BI’s Article search uses Boolean search capabilities. If you are not familiar with these principles, here are some quick tips.
To search specifically for more than one word, put the search term in quotation marks. For example, “workers compensation”. This will limit your search to that combination of words.
To search for a combination of terms, use quotations and the & symbol. For example, “hurricane” & “loss”.
NEW YORK (Reuters)—Bank of America Corp. on Thursday won dismissal of a lawsuit by investors who wanted the bank to buy back mortgage loans that underlie more than $1.06 billion of securities.
The case is tied to risky home loans issued by Countrywide Financial Corp., which Bank of America bought in 2008. It was brought by investors under the name Walnut Place.
The judge who threw out the lawsuit is the same one who will decide whether to approve a proposed $8.5 billion settlement with virtually all investors who lost money on Countrywide mortgage-backed securities, including Walnut Place.
The suit "was premature," New York state Supreme Court Justice Barbara Kapnick wrote in her decision.
The judge pointed out that the proposed settlement includes the claims in Walnut Place's suit.

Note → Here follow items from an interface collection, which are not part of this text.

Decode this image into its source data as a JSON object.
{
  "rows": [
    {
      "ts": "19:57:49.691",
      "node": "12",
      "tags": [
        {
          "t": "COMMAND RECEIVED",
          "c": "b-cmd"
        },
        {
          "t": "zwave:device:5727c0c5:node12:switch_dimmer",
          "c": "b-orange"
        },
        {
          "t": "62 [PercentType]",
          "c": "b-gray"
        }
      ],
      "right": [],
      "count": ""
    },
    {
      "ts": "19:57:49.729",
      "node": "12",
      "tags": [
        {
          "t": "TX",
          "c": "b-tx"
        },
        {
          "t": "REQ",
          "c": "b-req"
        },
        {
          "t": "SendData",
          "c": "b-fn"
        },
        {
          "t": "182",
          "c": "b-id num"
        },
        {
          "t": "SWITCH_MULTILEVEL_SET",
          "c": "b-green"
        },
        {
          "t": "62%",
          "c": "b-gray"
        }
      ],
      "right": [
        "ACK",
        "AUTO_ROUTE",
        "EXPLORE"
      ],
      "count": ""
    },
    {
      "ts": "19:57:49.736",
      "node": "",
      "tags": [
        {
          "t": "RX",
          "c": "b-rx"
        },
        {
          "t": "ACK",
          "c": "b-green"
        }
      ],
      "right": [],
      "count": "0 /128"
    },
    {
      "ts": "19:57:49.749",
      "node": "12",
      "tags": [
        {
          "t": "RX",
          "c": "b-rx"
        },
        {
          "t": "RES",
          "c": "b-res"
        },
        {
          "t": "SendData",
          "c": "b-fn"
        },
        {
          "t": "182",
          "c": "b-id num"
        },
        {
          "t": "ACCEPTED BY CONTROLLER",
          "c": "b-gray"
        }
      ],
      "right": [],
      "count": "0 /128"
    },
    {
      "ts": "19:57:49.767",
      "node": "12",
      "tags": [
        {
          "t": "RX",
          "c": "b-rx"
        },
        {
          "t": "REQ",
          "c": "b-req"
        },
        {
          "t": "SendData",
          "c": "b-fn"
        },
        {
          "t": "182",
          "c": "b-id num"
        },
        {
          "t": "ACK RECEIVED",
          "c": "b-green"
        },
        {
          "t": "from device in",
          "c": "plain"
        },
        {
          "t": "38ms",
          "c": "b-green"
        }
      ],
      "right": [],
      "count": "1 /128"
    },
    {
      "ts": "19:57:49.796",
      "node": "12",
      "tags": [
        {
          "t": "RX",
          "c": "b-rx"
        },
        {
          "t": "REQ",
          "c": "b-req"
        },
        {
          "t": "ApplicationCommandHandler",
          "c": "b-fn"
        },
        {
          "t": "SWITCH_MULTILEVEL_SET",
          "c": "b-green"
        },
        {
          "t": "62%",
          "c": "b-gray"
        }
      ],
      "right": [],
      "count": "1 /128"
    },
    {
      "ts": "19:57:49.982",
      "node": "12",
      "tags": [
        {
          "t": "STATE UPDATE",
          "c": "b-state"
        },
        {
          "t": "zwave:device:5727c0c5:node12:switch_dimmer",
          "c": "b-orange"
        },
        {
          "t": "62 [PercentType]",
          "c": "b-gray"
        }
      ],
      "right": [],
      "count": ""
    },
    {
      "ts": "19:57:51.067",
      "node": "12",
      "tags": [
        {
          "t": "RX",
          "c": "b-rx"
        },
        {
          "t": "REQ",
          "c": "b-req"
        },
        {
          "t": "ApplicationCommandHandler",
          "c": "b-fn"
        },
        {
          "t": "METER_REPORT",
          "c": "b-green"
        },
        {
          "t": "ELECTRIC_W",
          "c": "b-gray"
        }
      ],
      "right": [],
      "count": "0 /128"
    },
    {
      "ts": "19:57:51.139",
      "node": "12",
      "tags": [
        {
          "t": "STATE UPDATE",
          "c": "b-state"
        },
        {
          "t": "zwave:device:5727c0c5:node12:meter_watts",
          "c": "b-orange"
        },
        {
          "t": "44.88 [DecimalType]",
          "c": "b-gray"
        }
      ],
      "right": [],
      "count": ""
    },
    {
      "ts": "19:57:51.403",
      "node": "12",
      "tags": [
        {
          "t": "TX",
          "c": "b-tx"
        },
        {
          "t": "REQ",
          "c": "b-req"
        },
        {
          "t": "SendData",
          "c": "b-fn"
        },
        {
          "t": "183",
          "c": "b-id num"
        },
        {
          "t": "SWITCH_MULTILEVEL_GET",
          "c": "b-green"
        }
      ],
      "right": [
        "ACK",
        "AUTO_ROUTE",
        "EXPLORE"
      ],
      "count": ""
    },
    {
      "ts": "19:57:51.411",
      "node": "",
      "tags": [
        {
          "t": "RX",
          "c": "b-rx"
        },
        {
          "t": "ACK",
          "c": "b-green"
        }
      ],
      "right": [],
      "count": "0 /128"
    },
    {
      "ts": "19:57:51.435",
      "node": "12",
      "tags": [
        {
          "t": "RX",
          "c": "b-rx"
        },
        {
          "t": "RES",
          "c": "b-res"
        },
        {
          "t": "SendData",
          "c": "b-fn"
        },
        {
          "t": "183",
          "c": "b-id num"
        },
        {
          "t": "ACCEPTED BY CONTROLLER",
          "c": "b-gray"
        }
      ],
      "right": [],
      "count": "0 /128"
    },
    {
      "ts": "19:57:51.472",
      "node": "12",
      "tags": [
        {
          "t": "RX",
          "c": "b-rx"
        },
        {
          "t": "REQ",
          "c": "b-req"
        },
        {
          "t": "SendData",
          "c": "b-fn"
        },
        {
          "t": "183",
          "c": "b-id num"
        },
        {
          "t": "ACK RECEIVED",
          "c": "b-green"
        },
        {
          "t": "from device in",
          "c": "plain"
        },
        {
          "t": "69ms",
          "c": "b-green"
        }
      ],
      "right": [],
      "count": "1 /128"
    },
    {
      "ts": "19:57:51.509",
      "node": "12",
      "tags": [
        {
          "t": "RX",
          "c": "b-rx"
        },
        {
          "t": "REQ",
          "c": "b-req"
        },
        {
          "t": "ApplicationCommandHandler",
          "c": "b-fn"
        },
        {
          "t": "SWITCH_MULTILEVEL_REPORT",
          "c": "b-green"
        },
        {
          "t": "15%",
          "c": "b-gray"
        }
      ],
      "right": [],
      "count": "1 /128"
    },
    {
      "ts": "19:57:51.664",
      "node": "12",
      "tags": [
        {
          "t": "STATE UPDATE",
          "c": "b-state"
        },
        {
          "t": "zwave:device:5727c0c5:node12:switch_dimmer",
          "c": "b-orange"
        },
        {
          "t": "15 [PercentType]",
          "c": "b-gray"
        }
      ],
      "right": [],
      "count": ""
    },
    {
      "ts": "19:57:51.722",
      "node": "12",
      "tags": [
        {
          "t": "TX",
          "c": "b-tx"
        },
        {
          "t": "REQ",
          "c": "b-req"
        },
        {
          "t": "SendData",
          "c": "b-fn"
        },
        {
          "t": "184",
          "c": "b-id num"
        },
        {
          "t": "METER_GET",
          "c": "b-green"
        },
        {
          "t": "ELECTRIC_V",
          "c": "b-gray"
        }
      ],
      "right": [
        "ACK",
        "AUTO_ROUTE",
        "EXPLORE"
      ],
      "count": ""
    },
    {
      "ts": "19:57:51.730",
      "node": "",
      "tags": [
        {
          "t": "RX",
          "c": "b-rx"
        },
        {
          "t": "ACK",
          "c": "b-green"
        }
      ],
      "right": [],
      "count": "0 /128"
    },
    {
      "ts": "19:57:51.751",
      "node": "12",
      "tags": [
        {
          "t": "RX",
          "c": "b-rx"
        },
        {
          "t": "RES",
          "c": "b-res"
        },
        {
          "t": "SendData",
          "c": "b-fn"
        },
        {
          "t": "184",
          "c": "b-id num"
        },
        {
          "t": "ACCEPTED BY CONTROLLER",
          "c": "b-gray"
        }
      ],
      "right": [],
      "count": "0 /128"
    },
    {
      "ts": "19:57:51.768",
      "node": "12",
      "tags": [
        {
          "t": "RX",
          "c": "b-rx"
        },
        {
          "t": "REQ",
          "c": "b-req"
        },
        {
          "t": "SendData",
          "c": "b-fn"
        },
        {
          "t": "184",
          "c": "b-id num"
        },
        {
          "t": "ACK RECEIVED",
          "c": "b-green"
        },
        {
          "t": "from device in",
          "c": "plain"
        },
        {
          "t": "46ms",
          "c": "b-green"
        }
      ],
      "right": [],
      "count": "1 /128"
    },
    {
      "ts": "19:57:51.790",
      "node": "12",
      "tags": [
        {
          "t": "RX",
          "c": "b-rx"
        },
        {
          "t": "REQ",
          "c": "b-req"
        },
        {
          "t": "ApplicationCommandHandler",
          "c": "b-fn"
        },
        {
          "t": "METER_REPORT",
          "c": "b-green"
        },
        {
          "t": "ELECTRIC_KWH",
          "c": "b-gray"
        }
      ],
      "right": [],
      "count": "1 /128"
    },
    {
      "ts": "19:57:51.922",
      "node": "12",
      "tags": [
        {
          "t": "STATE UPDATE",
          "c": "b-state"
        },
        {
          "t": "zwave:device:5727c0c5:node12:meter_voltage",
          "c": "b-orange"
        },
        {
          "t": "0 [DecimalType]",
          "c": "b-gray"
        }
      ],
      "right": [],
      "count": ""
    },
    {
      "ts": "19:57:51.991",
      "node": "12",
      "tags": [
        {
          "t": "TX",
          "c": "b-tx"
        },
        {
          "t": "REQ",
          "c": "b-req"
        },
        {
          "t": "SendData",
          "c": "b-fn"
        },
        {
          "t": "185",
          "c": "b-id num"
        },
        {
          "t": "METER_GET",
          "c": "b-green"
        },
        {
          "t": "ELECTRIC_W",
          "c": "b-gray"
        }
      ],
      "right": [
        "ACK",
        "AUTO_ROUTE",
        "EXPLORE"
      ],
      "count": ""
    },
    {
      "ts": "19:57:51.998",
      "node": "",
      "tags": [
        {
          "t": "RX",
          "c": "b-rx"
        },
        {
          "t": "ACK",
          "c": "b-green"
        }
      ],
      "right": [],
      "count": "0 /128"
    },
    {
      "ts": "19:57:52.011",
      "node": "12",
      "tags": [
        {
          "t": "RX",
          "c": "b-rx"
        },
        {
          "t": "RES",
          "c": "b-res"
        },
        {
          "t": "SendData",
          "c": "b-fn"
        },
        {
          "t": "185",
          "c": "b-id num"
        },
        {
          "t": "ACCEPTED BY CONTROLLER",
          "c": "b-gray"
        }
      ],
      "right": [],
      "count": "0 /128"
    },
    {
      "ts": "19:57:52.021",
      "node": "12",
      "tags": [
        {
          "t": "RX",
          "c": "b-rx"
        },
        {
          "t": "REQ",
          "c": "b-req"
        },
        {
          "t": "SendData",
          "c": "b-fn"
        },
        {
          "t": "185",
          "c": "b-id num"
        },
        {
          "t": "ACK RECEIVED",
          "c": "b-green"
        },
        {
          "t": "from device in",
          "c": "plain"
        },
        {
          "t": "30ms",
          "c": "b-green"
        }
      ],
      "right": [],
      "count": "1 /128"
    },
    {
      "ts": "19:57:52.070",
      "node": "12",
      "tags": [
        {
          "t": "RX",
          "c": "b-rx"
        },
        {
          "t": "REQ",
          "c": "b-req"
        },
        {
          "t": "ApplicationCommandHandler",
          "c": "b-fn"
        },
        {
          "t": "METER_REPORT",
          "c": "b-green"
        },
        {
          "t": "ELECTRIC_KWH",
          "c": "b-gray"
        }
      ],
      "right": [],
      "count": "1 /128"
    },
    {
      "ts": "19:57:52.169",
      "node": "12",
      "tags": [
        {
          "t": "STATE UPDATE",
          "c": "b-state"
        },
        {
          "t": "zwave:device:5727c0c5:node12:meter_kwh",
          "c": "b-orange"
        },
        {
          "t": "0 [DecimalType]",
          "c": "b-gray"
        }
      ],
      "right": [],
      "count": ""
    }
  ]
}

It covers Walnut Place's trusts, along with 528 similar ones. Walnut Place is a name used by the Baupost Group L.L.C., a Boston-based hedge fund run by money manager Seth Klarman.
Like many investors in mortgage-backed securities before the mortgage crisis, Walnut Place claimed in its February 2011 lawsuit that Countywide made false representations about the characteristics and credit quality of loans underlying the securities.
Walnut Place said Charlotte, N.C.-based Bank of America refused its demand that it buy back the loans and that Bank of New York Mellon, the Countrywide securities trustee, who also was a defendant, "unreasonably failed" to sue the bank to repurchase the loans.
In granting the motion to dismiss the suit, Justice Kapnick said Bank of New York Mellon did act on the investors' complaints. The trustee told Walnut it needed additional time to investigate the matter, the judge said in the ruling.
In addition, the $8.5 billion settlement over Countrywide mortgage-backed securities showed that the trustee took action, the judge said.
The settlement was reached in June with 22 institutional investors, including BlackRock Inc. and MetLife Inc., to resolve liabilities from Bank of America's $2.5 billion purchase of Countrywide in July 2008.
Walnut Place, which was not part of settlement talks but would be bound by the terms of the agreement, has complained the $8.5 billion payout was too low.
The agreement must be approved by Justice Kapnick in a separate proceeding. Walnut lost a bid last month to have the proposed settlement reviewed in federal court.
New York attorney David Grais, who represents Walnut Place, did not immediately respond to a request for a comment.
Lawrence Grayson, a spokesman for Bank of America, said the bank was pleased with the ruling.
Kevin Heine, a spokesman for Bank of New York Mellon, said the trustee was glad the court recognized that the bank acted properly in the matter.
The case is Walnut Place L.L.C. et al. vs. Countrywide Home Loans Inc et al., New York State Supreme Court, New York County, No. 65097-2011.
(Reuters)—MBIA Inc. claimed it has new evidence of "widespread mortgage-origination fraud" at Bank of America Corp.'s Countrywide unit, hoping to bolster its $1.4 billion lawsuit accusing that unit of fraudulently inducing it to insure risky mortgage-backed securities.